Students lean on each other to fill void
School counselor leads group that learns to cope while parents are away with military
When Alex Hamlet looks out the window of his second-grade classroom, he sees a ribbon representing his father, Lt. Col. Michael Hamlet, who is working as a G3 planner for the 42nd Infantry Division in Tikrit, Iraq.
"We put a ribbon up so people know our mommy or daddy are fighting for our country," Alex said. "We get to celebrate because my dad is helping our country."
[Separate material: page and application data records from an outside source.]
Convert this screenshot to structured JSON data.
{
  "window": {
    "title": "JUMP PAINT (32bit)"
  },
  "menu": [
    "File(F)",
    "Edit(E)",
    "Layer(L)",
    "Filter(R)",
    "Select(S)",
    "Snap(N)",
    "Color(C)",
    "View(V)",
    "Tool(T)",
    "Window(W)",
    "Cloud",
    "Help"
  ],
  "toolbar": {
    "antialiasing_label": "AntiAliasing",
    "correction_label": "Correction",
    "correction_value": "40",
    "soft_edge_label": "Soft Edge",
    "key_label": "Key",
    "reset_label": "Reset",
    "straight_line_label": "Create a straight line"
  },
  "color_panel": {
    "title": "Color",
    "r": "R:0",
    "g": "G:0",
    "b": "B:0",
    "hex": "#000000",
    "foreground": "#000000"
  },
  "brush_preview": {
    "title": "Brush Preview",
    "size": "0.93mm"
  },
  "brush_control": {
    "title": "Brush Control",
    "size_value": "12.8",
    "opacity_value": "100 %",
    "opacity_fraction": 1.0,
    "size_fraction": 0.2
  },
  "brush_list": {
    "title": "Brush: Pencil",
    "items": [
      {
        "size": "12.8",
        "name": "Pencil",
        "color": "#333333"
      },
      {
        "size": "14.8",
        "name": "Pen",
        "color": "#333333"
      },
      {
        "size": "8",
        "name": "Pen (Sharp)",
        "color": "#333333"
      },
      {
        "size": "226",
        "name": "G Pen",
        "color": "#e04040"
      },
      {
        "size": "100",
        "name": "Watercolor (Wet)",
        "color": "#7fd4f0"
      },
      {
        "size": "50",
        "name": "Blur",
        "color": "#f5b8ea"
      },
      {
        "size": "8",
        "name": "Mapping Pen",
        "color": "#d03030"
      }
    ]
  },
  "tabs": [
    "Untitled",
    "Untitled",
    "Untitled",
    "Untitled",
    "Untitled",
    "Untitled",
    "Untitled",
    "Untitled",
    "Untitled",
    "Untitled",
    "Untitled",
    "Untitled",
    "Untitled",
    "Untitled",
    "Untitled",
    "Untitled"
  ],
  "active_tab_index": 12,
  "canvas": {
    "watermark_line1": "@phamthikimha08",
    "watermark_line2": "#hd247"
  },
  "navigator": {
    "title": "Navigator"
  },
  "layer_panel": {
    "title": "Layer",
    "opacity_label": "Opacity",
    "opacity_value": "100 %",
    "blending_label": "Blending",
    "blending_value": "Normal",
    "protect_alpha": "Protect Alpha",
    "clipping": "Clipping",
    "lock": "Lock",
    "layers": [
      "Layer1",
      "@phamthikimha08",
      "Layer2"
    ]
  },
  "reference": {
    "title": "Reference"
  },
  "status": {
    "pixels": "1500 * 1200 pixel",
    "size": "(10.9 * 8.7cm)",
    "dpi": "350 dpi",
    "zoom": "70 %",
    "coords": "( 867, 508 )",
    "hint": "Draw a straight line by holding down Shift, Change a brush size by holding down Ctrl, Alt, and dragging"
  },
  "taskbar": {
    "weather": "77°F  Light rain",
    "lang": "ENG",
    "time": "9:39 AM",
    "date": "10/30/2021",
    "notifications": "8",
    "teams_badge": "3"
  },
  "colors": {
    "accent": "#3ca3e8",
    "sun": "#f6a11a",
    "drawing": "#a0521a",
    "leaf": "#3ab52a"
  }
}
Alex is proud of his father, but it doesn't fill the void of not having him at home - and Alex is not alone. Alex meets weekly with Lansing Elementary School counselor Janie Hodam and three other students who currently have parents who, due to their military duties, are away from home.
Third-grader Allison Meredith's father is a civilian truck driver in Iraq. Second-grader Savannah Batorson's father is stationed in Iraq for the second time. Second-grader Matthew Smith's mother is an Army doctor who is tending to wounded soldiers at a hospital in Arkansas.
To make the adjustment easier, these students meet with Hodam each week. The group started meeting at the beginning of this school year for about 30 minutes every week. Hodam also meets with the students on an individual basis as needed. Hodam organizes eight other groups for LES students dealing with topics such as divorce, grief, behavior management and bonding.
Hodam brings both previous and personal experience in her leadership to the group. In 1991, during the Desert Storm war in Iraq, Hodam led a group for 20 students with family overseas. Since the current war in Iraq began in 2003, Hodam said she's met with about that many students this time around.
This time, she said many of the parents are not just soldiers but also civilians, creating a different group dynamic.
Hodam can empathize with the members in her group because her son-in-law, Sgt. Thomas Kane, is also serving in Al Tagaddum, near Baghdad, in the 36th Infantry Division. He, along with many of the students' parents, is expected to come home for good next February.
Hodam said one dynamic that makes this set of students unique is the fact that group members come and go at different times; during Desert Storm, she said, the parents all left and returned at the same time.
Hodam does many of the same activities with this group as she has done with previous ones, which include ways to deal with their emotions.
The group works with "First Aid for Feelings," a book designed to help children deal with their emotions about their parents being gone. Group members also work on how to handle their feelings if they are sad. Hodam encourages them to write e-mails or draw pictures to send to their parents.
"It's hard because you don't want them to worry about it at school because you know they are going to think about it at home because it's all around," Hodam said. "But it's important that they know they are not alone, that they all have this in common."
Hodam said these students were friends because of this commonality, which the students can appreciate.
"It's nice to know you aren't alone," Alex said. "I don't like to be alone, I want a team because then I can stop crying."
The opportunity for the students to bond with others going through similar experiences helps, too.
"When you talk to your friends, it gets better," Matthew said. "If you don't, you start feeling sad."
Although the students are proud of their parents and of the ribbons representing them at LES, they are counting down the days to their parents' return. When the students' parents come home from their tours, the group members will gather with their classmates and join their parents to cut the ribbon down.
The group has already celebrated the return of Savanah Reynolds' father, Maj. Storm Reynolds; Jonah DaSilva's father, Army Reserve Maj. Richard DaSilva; and Ben Brickson's father, Maj. Drew Brickson.